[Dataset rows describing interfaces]
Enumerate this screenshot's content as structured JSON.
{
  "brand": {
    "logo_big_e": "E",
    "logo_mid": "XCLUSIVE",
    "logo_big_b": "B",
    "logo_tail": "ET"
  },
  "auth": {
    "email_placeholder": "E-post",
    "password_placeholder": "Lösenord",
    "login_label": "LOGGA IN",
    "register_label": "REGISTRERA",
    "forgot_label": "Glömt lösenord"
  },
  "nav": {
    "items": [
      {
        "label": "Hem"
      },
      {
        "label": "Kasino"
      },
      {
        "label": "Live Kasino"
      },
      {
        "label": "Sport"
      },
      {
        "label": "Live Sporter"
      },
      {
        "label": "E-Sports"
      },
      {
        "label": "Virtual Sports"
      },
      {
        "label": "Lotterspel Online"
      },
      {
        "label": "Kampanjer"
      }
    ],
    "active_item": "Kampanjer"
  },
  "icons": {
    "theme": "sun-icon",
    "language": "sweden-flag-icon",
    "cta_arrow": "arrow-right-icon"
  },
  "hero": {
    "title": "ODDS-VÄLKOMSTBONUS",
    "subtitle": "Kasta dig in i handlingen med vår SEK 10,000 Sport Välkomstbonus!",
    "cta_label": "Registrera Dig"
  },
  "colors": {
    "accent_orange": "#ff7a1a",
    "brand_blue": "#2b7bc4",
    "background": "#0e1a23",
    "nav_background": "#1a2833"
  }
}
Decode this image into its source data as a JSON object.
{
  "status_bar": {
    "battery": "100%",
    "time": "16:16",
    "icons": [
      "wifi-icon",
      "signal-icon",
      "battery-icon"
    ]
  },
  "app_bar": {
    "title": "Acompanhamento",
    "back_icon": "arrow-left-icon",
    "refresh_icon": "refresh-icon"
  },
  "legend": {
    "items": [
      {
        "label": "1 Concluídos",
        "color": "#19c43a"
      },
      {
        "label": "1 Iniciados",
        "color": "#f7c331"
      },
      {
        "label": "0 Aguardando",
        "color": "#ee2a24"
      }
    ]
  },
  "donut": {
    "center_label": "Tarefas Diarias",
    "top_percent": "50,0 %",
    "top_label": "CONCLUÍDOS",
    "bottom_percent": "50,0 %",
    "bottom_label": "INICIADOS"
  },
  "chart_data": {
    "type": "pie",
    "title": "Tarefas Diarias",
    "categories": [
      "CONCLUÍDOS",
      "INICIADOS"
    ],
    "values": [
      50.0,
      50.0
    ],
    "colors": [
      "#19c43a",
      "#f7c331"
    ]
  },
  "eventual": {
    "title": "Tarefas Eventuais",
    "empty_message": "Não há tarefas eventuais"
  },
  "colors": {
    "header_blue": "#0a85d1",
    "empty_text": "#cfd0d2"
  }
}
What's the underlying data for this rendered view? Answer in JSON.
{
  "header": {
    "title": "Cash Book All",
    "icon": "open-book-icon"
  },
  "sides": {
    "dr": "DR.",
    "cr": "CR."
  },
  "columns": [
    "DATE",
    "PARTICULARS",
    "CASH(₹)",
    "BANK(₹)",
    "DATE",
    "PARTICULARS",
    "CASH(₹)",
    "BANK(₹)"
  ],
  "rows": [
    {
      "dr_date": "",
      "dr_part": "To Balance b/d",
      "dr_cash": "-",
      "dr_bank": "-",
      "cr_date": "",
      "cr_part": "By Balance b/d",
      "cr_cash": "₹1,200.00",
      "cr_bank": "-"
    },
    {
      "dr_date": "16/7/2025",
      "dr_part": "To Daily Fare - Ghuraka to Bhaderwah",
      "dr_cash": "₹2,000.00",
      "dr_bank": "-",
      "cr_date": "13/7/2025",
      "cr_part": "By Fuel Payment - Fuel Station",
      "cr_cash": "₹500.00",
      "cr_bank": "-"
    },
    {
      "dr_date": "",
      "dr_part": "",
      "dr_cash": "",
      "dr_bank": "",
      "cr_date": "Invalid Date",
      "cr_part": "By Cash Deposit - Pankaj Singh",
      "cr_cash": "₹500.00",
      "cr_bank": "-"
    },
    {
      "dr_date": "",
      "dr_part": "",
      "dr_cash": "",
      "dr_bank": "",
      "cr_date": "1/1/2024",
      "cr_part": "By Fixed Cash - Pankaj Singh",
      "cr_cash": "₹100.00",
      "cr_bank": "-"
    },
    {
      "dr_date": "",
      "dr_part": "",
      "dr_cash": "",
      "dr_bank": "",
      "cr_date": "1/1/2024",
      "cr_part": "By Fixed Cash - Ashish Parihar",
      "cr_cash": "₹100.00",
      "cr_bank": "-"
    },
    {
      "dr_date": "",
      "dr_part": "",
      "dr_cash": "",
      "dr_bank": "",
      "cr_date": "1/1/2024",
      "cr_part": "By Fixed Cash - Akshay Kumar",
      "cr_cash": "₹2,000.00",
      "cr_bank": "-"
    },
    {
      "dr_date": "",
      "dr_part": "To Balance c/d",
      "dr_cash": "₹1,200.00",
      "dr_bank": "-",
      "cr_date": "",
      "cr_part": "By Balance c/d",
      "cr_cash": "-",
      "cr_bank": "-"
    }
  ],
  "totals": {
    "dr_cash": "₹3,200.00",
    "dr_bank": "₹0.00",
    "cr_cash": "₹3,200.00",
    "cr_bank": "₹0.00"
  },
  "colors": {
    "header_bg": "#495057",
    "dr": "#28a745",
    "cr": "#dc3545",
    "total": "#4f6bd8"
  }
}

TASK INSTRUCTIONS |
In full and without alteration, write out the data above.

ANSWER AREA |
Enumerate this screenshot's content as structured JSON.
{
  "brand": {
    "logo_big_e": "E",
    "logo_mid": "XCLUSIVE",
    "logo_big_b": "B",
    "logo_tail": "ET"
  },
  "auth": {
    "email_placeholder": "E-post",
    "password_placeholder": "Lösenord",
    "login_label": "LOGGA IN",
    "register_label": "REGISTRERA",
    "forgot_label": "Glömt lösenord"
  },
  "nav": {
    "items": [
      {
        "label": "Hem"
      },
      {
        "label": "Kasino"
      },
      {
        "label": "Live Kasino"
      },
      {
        "label": "Sport"
      },
      {
        "label": "Live Sporter"
      },
      {
        "label": "E-Sports"
      },
      {
        "label": "Virtual Sports"
      },
      {
        "label": "Lotterspel Online"
      },
      {
        "label": "Kampanjer"
      }
    ],
    "active_item": "Kampanjer"
  },
  "icons": {
    "theme": "sun-icon",
    "language": "sweden-flag-icon",
    "cta_arrow": "arrow-right-icon"
  },
  "hero": {
    "title": "ODDS-VÄLKOMSTBONUS",
    "subtitle": "Kasta dig in i handlingen med vår SEK 10,000 Sport Välkomstbonus!",
    "cta_label": "Registrera Dig"
  },
  "colors": {
    "accent_orange": "#ff7a1a",
    "brand_blue": "#2b7bc4",
    "background": "#0e1a23",
    "nav_background": "#1a2833"
  }
}
Decode this image into its source data as a JSON object.
{
  "status_bar": {
    "battery": "100%",
    "time": "16:16",
    "icons": [
      "wifi-icon",
      "signal-icon",
      "battery-icon"
    ]
  },
  "app_bar": {
    "title": "Acompanhamento",
    "back_icon": "arrow-left-icon",
    "refresh_icon": "refresh-icon"
  },
  "legend": {
    "items": [
      {
        "label": "1 Concluídos",
        "color": "#19c43a"
      },
      {
        "label": "1 Iniciados",
        "color": "#f7c331"
      },
      {
        "label": "0 Aguardando",
        "color": "#ee2a24"
      }
    ]
  },
  "donut": {
    "center_label": "Tarefas Diarias",
    "top_percent": "50,0 %",
    "top_label": "CONCLUÍDOS",
    "bottom_percent": "50,0 %",
    "bottom_label": "INICIADOS"
  },
  "chart_data": {
    "type": "pie",
    "title": "Tarefas Diarias",
    "categories": [
      "CONCLUÍDOS",
      "INICIADOS"
    ],
    "values": [
      50.0,
      50.0
    ],
    "colors": [
      "#19c43a",
      "#f7c331"
    ]
  },
  "eventual": {
    "title": "Tarefas Eventuais",
    "empty_message": "Não há tarefas eventuais"
  },
  "colors": {
    "header_blue": "#0a85d1",
    "empty_text": "#cfd0d2"
  }
}
What's the underlying data for this rendered view? Answer in JSON.
{
  "header": {
    "title": "Cash Book All",
    "icon": "open-book-icon"
  },
  "sides": {
    "dr": "DR.",
    "cr": "CR."
  },
  "columns": [
    "DATE",
    "PARTICULARS",
    "CASH(₹)",
    "BANK(₹)",
    "DATE",
    "PARTICULARS",
    "CASH(₹)",
    "BANK(₹)"
  ],
  "rows": [
    {
      "dr_date": "",
      "dr_part": "To Balance b/d",
      "dr_cash": "-",
      "dr_bank": "-",
      "cr_date": "",
      "cr_part": "By Balance b/d",
      "cr_cash": "₹1,200.00",
      "cr_bank": "-"
    },
    {
      "dr_date": "16/7/2025",
      "dr_part": "To Daily Fare - Ghuraka to Bhaderwah",
      "dr_cash": "₹2,000.00",
      "dr_bank": "-",
      "cr_date": "13/7/2025",
      "cr_part": "By Fuel Payment - Fuel Station",
      "cr_cash": "₹500.00",
      "cr_bank": "-"
    },
    {
      "dr_date": "",
      "dr_part": "",
      "dr_cash": "",
      "dr_bank": "",
      "cr_date": "Invalid Date",
      "cr_part": "By Cash Deposit - Pankaj Singh",
      "cr_cash": "₹500.00",
      "cr_bank": "-"
    },
    {
      "dr_date": "",
      "dr_part": "",
      "dr_cash": "",
      "dr_bank": "",
      "cr_date": "1/1/2024",
      "cr_part": "By Fixed Cash - Pankaj Singh",
      "cr_cash": "₹100.00",
      "cr_bank": "-"
    },
    {
      "dr_date": "",
      "dr_part": "",
      "dr_cash": "",
      "dr_bank": "",
      "cr_date": "1/1/2024",
      "cr_part": "By Fixed Cash - Ashish Parihar",
      "cr_cash": "₹100.00",
      "cr_bank": "-"
    },
    {
      "dr_date": "",
      "dr_part": "",
      "dr_cash": "",
      "dr_bank": "",
      "cr_date": "1/1/2024",
      "cr_part": "By Fixed Cash - Akshay Kumar",
      "cr_cash": "₹2,000.00",
      "cr_bank": "-"
    },
    {
      "dr_date": "",
      "dr_part": "To Balance c/d",
      "dr_cash": "₹1,200.00",
      "dr_bank": "-",
      "cr_date": "",
      "cr_part": "By Balance c/d",
      "cr_cash": "-",
      "cr_bank": "-"
    }
  ],
  "totals": {
    "dr_cash": "₹3,200.00",
    "dr_bank": "₹0.00",
    "cr_cash": "₹3,200.00",
    "cr_bank": "₹0.00"
  },
  "colors": {
    "header_bg": "#495057",
    "dr": "#28a745",
    "cr": "#dc3545",
    "total": "#4f6bd8"
  }
}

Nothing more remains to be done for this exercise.